And agencies are urging motorists to drive safely to achieve the first fatality-free Easter in three years.
The New Zealand Transport Agency has released maps of the peak holiday traffic choke points and times to help people decide the best time to travel to avoid the queues.
The agency says it is expecting large numbers of people to make the most of the continued warm weather and the mostly sunny forecast and head out of the main centres. More than 20,000 extra vehicles are expected on state highways around the Bay of Plenty and Waikato and traffic is predicted to triple on one key route to the Coromandel. Auckland and Northern highway manager Brett Gliddon said those factors would make queues and delays inevitable.
"If everyone plans their travel in advance, and thinks about the best time to travel to avoid delays, it will ease stress and reduce the need to hurry, making for a safer and more enjoyable journey."
Mr Gliddon said the "traffic hot spot" information should be used alongside real-time congestion data - the agency will have teams working throughout the four-day weekend to monitor traffic flows and incidents on the national highways.
And while most roadworks across Auckland and Northland will be on hold over the weekend, Mr Gliddon said motorists needed to be aware that speed restrictions, closed road shoulders and reduced lanes would still be in place at some construction projects.
Meanwhile, police are asking all Kiwis to be safe this weekend, whether on the roads, heading into the outdoors or socialising at home.
Acting Assistant Commissioner of road policing and prevention Dave Trappitt asked drivers to buckle up, stay sober and watch their speed.
"The last thing any of the services want is having to attend a serious or fatal crash that could have been prevented."
St John director of clinical operations, Norma Lane, said it hoped making motorists more aware of the serious consequences of driving under the influence, not wearing seatbelts, or being distracted momentarily, would help to reduce the risk of road crashes.
The only fatality-free Easter recorded was in 2012. Last year, there was one fatal crash and 101 reported injury crashes.

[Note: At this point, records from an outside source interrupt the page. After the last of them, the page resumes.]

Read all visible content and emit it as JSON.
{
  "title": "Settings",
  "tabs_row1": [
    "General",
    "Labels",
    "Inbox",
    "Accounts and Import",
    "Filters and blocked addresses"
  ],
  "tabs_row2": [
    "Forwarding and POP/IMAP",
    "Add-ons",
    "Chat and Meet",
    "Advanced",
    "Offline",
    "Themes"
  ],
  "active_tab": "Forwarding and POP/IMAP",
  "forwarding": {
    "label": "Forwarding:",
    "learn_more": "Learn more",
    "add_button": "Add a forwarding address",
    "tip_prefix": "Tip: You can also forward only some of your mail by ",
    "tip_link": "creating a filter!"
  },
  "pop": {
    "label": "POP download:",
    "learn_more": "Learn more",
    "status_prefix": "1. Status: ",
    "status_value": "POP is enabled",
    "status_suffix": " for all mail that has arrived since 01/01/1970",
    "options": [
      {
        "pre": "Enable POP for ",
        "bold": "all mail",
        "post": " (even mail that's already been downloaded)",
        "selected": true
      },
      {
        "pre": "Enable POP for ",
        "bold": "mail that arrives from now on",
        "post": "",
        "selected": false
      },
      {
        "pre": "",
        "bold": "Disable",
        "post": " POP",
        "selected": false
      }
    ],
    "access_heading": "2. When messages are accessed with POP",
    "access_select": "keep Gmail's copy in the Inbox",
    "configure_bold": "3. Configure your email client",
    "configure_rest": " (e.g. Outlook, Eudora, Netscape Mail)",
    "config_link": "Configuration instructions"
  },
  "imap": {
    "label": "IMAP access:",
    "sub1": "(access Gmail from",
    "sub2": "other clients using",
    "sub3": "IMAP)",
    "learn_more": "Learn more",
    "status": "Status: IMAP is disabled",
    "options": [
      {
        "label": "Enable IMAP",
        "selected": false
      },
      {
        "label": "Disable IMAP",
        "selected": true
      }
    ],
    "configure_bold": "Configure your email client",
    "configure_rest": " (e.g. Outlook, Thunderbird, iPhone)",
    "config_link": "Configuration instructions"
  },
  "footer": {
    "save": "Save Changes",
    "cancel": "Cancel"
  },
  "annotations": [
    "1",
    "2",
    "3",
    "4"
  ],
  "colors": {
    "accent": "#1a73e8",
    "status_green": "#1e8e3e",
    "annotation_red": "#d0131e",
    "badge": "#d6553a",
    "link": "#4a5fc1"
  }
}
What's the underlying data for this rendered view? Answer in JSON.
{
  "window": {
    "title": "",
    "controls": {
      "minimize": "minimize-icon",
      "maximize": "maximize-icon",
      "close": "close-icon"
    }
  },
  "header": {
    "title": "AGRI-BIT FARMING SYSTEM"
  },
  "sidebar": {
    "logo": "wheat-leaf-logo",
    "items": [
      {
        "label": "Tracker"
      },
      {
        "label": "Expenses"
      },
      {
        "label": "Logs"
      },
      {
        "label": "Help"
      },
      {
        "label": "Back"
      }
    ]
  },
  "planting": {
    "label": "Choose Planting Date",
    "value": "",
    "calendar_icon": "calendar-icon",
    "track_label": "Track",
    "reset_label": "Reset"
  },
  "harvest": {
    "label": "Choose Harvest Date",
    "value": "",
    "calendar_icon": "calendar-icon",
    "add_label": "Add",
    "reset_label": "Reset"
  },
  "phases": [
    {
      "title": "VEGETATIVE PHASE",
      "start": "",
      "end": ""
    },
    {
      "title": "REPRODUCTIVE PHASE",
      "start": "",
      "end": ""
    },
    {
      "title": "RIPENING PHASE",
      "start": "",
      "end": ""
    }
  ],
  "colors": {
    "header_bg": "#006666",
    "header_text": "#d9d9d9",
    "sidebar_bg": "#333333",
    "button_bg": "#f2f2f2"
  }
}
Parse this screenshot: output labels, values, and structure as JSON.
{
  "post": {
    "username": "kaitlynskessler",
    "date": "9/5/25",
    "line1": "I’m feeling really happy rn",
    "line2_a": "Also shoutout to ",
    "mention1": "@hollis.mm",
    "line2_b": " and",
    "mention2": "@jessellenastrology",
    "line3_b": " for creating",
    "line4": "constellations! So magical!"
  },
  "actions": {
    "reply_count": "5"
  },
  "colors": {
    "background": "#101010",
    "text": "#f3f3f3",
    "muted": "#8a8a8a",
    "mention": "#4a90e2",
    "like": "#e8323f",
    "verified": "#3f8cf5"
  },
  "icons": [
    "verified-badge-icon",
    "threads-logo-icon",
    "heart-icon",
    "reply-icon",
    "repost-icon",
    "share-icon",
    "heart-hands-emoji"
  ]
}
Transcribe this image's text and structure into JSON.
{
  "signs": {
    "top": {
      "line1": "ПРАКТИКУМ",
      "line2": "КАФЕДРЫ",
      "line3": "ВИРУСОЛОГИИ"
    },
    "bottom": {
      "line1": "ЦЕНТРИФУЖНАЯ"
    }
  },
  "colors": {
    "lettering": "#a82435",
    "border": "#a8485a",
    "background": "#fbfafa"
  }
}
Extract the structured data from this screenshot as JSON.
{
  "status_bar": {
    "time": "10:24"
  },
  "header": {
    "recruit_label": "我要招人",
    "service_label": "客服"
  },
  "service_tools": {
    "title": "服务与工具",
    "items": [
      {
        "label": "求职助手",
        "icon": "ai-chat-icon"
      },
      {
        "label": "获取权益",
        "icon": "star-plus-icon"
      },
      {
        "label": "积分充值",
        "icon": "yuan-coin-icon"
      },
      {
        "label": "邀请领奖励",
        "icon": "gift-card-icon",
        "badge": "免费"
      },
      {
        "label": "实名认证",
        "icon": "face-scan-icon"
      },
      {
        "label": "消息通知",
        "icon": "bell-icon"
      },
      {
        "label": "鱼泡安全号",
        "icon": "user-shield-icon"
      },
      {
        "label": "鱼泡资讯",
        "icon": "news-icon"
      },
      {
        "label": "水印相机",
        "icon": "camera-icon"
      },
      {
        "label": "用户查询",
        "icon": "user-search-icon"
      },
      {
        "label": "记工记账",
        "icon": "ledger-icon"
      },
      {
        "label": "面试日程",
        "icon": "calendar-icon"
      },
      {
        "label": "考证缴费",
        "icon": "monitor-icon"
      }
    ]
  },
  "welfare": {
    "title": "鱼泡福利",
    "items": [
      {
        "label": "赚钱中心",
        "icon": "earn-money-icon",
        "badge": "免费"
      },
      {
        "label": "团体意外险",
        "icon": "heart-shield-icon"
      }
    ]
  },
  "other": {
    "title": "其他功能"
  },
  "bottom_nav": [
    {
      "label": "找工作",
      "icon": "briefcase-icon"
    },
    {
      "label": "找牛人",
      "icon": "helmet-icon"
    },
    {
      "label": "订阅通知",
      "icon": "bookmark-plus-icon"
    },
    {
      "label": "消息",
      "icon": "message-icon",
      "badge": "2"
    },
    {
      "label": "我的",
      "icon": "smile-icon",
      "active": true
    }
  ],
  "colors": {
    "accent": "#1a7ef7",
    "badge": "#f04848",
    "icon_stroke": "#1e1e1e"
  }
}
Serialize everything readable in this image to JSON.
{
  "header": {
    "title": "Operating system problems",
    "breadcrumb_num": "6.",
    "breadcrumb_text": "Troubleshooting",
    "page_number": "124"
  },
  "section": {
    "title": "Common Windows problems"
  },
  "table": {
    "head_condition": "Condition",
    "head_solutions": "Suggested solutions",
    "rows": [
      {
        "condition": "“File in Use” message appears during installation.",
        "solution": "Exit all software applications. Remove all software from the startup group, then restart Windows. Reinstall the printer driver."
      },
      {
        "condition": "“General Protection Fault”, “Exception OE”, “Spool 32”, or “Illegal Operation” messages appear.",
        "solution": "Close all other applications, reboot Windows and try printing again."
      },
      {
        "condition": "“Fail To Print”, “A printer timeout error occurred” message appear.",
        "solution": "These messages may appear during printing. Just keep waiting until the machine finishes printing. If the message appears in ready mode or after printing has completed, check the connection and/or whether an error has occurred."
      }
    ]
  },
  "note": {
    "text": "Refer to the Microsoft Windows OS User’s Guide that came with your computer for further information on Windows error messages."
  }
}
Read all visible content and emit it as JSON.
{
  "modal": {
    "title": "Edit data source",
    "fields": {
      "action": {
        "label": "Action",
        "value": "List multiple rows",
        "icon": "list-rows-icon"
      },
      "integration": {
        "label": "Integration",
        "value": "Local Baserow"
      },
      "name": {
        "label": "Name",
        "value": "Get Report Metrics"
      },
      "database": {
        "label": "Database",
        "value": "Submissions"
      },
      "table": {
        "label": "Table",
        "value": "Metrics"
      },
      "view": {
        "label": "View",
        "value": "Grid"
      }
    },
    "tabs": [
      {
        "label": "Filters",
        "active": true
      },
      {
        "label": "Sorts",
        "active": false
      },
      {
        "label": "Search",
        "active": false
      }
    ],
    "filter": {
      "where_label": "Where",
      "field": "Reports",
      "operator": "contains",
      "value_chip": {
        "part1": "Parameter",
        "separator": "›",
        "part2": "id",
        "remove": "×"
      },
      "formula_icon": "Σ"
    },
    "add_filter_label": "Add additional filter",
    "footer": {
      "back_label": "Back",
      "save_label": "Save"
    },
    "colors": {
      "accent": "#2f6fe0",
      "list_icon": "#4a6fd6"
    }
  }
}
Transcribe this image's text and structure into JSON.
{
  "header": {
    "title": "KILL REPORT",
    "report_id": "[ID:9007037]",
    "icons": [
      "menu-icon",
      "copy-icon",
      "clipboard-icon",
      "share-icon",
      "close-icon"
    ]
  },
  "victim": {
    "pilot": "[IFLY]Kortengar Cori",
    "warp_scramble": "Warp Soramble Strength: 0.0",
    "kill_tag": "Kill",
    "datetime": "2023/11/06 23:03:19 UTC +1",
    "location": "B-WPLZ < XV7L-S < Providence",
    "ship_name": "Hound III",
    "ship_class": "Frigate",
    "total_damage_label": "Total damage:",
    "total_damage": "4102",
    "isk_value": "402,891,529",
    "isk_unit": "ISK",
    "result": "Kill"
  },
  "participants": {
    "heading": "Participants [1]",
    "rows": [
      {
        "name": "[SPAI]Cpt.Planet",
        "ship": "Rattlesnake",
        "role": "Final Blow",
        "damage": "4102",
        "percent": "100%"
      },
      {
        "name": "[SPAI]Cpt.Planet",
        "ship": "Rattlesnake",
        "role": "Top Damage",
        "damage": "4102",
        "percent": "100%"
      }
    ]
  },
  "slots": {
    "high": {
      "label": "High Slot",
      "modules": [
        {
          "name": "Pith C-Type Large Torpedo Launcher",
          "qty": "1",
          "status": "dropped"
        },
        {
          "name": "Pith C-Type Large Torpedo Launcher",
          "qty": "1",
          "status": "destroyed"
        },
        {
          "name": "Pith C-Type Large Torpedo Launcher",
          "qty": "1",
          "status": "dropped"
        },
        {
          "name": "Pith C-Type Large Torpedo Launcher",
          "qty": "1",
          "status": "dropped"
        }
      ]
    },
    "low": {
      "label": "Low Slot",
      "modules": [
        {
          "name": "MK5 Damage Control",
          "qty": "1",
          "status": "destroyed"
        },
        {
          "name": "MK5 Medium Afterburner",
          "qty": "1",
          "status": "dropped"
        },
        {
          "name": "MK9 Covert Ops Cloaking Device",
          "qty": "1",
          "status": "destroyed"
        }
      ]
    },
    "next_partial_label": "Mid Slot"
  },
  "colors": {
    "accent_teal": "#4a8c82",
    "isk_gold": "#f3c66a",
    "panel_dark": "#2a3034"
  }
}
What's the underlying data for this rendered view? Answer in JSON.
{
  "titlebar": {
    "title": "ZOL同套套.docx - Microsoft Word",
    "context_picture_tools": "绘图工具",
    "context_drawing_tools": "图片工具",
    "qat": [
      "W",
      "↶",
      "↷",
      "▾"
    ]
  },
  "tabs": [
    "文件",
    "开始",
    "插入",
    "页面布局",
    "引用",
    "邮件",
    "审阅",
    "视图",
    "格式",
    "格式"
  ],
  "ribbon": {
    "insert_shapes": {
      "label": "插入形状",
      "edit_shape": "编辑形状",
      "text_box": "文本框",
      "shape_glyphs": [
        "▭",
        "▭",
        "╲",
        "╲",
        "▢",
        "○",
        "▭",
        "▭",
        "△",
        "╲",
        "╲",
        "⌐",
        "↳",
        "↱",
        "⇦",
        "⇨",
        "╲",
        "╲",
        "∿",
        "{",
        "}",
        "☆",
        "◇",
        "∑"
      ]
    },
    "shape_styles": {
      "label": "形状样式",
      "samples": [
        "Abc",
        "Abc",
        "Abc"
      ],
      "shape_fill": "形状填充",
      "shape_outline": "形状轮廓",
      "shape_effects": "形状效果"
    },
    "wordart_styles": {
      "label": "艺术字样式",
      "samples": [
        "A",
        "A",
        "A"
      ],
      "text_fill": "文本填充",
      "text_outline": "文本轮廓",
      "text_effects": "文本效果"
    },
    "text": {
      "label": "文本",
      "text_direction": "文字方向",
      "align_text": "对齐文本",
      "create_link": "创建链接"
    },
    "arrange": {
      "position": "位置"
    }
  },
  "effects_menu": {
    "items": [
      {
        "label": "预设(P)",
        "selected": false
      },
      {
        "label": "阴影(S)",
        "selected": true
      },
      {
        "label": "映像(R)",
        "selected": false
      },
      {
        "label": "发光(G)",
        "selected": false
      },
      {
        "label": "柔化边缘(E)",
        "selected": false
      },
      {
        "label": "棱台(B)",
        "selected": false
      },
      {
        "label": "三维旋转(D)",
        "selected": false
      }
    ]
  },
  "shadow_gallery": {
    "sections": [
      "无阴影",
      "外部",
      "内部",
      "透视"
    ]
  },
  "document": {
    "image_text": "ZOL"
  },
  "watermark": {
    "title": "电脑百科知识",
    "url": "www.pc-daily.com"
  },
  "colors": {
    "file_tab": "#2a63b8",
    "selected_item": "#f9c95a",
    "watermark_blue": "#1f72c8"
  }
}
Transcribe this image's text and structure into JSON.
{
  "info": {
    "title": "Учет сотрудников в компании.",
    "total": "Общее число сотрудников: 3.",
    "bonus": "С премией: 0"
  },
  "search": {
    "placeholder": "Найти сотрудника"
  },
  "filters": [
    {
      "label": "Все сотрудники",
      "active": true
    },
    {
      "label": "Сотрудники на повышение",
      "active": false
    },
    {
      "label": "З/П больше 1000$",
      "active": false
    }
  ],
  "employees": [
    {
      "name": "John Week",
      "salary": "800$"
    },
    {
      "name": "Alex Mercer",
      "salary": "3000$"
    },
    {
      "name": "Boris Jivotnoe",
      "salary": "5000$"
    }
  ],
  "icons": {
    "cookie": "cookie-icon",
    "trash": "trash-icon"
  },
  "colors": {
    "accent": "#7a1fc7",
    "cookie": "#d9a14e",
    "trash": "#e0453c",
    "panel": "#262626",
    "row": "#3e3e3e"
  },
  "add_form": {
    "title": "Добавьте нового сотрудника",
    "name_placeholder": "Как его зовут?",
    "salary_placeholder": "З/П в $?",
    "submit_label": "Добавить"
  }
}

Associate Transport Minister Craig Foss said buckling up was second nature for most but "a disappointingly large number are still not getting the message about a simple action that can, quite literally, be life-saving."
The official Easter Holiday period begins at 4pm today and ends at 6am on Tuesday.